The first is that they see themselves as being unfairly punished for the great sin of the Europeans, the Holocaust. … In this narrative, Israel is simply a foreign transplant — a forced sovereign intrusion into Arab and Muslim lands.
The second paralyzing narrative is to see Israel as a thief. …
In this narrative, just showing up at negotiations is seen as a major concession. After all, why should the victim of a theft have to negotiate the return of his stolen property?
The third paralyzing narrative is a painful reversal of roles. For centuries, Jews living in Arab lands accepted their roles as dhimmis, or second-class citizens. That was the image of the Jew. Now, suddenly, with the creation of the State of Israel, Jews are in charge. …

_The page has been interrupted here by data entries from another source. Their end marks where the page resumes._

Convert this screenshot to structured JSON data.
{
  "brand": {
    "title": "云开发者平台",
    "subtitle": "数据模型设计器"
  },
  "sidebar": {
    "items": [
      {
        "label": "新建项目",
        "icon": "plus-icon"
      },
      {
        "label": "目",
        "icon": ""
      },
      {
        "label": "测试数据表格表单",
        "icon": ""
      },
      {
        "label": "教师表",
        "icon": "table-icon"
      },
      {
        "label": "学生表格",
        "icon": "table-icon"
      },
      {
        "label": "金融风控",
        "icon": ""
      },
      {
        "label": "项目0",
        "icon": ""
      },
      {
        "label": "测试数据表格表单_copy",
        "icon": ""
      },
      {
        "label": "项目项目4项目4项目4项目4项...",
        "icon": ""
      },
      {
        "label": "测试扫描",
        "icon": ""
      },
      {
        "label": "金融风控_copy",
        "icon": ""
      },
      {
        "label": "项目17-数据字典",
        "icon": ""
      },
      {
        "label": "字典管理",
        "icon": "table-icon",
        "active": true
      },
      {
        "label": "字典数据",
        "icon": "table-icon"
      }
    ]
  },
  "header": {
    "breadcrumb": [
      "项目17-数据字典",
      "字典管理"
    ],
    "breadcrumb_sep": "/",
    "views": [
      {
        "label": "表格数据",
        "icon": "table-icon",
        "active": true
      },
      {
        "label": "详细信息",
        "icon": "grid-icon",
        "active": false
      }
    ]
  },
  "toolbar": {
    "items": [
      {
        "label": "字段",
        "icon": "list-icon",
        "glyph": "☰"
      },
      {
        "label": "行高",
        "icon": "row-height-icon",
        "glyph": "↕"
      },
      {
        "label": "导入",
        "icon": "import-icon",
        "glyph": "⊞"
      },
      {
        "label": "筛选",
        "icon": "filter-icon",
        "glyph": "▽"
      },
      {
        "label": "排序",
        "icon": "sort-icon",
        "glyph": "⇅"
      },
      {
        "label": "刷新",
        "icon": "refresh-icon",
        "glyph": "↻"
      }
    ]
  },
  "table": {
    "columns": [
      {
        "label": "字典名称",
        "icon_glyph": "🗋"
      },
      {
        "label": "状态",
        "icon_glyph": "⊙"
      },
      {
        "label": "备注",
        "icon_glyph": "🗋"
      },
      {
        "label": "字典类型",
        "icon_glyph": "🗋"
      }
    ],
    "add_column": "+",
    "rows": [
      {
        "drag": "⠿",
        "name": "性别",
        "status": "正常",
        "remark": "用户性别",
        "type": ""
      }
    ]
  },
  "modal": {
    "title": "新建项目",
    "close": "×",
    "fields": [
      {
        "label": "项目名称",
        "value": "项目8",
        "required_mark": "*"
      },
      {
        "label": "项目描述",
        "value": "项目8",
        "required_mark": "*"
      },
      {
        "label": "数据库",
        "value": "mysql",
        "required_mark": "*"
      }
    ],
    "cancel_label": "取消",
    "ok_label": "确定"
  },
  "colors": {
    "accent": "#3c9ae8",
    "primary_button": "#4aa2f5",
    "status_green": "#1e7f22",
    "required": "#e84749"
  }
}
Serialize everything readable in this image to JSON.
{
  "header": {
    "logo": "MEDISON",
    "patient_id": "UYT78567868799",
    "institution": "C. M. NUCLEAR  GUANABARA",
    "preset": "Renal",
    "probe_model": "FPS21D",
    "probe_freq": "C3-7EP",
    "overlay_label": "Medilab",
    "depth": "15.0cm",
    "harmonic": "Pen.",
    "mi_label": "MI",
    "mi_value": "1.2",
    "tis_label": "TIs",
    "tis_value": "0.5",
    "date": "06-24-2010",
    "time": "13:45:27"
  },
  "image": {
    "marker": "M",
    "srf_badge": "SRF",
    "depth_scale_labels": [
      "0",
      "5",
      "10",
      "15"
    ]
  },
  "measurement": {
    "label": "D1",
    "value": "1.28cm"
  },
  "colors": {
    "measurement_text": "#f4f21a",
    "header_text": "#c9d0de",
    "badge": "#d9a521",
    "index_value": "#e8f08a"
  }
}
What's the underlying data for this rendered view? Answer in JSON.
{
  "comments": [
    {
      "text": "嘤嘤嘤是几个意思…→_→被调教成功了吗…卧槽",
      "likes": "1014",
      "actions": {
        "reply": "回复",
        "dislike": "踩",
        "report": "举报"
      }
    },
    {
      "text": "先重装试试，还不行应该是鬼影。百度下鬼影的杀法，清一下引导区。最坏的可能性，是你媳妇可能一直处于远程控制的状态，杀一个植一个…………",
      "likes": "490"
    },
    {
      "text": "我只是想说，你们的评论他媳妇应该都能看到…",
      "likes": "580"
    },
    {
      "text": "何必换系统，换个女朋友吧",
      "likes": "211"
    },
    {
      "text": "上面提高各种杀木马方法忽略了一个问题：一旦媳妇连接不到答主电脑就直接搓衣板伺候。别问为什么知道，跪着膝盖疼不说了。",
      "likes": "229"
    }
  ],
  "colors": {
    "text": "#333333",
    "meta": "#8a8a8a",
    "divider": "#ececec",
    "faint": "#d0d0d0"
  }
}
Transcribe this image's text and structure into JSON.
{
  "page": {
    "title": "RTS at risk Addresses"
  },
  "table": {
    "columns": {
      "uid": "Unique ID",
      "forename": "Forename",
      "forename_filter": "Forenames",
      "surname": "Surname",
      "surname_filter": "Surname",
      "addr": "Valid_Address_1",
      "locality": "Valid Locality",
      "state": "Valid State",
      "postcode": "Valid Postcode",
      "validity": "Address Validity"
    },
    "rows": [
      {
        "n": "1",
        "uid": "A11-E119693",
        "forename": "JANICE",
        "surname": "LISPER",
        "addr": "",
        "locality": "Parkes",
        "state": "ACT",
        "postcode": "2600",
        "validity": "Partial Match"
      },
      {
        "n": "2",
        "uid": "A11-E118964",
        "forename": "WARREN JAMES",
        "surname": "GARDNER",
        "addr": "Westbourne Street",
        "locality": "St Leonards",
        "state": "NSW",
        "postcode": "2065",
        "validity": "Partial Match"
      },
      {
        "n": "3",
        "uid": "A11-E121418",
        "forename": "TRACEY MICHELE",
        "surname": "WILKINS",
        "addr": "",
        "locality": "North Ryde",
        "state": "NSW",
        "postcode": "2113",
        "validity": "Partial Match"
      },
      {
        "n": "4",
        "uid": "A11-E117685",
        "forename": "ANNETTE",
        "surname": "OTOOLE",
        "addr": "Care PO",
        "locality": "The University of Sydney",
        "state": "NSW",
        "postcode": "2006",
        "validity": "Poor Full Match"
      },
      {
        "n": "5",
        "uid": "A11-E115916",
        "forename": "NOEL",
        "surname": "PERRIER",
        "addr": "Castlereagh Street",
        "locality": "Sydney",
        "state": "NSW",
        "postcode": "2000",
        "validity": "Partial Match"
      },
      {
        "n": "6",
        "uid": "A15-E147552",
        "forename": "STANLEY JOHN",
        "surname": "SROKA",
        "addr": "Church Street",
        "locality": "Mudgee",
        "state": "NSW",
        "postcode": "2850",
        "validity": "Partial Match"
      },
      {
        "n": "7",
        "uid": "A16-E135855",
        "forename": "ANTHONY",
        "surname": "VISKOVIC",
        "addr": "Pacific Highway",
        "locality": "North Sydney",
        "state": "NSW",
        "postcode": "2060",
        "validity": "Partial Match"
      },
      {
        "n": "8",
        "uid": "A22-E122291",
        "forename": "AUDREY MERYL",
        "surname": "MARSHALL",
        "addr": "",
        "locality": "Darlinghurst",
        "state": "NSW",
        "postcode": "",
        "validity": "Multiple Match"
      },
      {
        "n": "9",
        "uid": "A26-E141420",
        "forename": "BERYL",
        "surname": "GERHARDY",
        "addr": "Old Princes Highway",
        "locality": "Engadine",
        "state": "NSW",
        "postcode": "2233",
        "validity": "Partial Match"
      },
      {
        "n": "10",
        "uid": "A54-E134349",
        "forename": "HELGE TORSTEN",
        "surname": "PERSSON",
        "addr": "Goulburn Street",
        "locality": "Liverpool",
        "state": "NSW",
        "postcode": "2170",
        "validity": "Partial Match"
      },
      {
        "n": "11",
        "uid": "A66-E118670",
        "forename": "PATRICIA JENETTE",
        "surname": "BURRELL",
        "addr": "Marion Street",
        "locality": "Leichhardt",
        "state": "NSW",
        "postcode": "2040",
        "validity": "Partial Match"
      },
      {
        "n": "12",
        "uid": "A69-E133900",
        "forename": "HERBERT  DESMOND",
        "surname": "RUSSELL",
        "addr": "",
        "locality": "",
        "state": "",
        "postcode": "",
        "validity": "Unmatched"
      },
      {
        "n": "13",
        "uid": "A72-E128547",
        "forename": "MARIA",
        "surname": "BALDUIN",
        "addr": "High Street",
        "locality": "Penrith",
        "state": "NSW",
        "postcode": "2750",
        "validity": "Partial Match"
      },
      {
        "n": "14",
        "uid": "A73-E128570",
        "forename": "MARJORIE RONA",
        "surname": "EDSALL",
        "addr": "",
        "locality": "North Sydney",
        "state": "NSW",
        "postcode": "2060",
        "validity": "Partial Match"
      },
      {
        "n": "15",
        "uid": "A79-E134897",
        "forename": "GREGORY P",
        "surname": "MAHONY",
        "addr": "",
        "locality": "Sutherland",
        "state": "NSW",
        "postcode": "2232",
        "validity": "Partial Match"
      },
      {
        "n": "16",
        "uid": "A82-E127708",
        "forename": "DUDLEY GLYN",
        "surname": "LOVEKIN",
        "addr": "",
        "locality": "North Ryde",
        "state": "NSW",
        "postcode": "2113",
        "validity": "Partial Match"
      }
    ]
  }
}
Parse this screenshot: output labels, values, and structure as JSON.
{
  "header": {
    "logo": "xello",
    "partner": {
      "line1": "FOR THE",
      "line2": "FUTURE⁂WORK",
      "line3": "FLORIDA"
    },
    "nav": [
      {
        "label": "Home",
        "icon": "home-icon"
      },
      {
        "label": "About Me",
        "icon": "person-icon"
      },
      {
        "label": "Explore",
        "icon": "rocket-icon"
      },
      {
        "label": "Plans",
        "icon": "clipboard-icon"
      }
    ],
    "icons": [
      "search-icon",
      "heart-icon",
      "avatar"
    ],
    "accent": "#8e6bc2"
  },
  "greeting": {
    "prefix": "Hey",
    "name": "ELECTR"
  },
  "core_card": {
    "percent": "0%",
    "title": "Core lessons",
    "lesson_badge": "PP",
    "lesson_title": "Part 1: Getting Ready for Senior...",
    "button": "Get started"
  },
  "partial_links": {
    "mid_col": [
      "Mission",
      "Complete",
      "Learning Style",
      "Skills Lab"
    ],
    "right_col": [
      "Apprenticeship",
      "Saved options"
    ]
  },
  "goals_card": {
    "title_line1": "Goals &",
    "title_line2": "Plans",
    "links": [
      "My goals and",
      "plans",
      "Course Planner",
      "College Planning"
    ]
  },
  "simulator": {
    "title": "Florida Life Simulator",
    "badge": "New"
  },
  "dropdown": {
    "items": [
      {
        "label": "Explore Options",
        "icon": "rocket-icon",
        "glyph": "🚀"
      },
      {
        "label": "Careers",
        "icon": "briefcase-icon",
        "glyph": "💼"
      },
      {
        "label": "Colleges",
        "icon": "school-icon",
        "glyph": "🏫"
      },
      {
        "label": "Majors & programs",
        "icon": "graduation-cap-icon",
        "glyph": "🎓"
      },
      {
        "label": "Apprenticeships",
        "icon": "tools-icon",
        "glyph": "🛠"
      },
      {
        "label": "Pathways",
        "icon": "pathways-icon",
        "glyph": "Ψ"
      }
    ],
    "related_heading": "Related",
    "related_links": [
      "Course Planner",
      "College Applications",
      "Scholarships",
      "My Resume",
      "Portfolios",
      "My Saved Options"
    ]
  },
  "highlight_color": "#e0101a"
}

The fourth paralyzing narrative is also rooted in humiliation: envy and resentment over Israel’s enormous success. …
While these narratives may paralyze any movement toward peace, they simultaneously speed up another process — that of demonization.
Demonization of the Jews helps reconcile the cognitive dissonance caused by the incredible success of the Jewish state. Only Jewish demons and Jewish conspiracies can explain this extraordinary transformation of the modern Jews of the Middle East.
Of course, the very process of demonization makes everything worse. The more Jews are demonized, the more the peace process is paralyzed.
Add it all up and you have a lot more than “obstacles” to peace. You have profound, fundamental reasons why Palestinians are so reluctant to accept what they call the “catastrophe” of Israel.
It doesn’t matter if these Palestinian narratives are accurate or not. What matters is that they have been nurtured as truth in mainstream Palestinian society.
David Suissa, “Paralyzing Narratives”, Jewish Journal (9-15 May 2014), 7.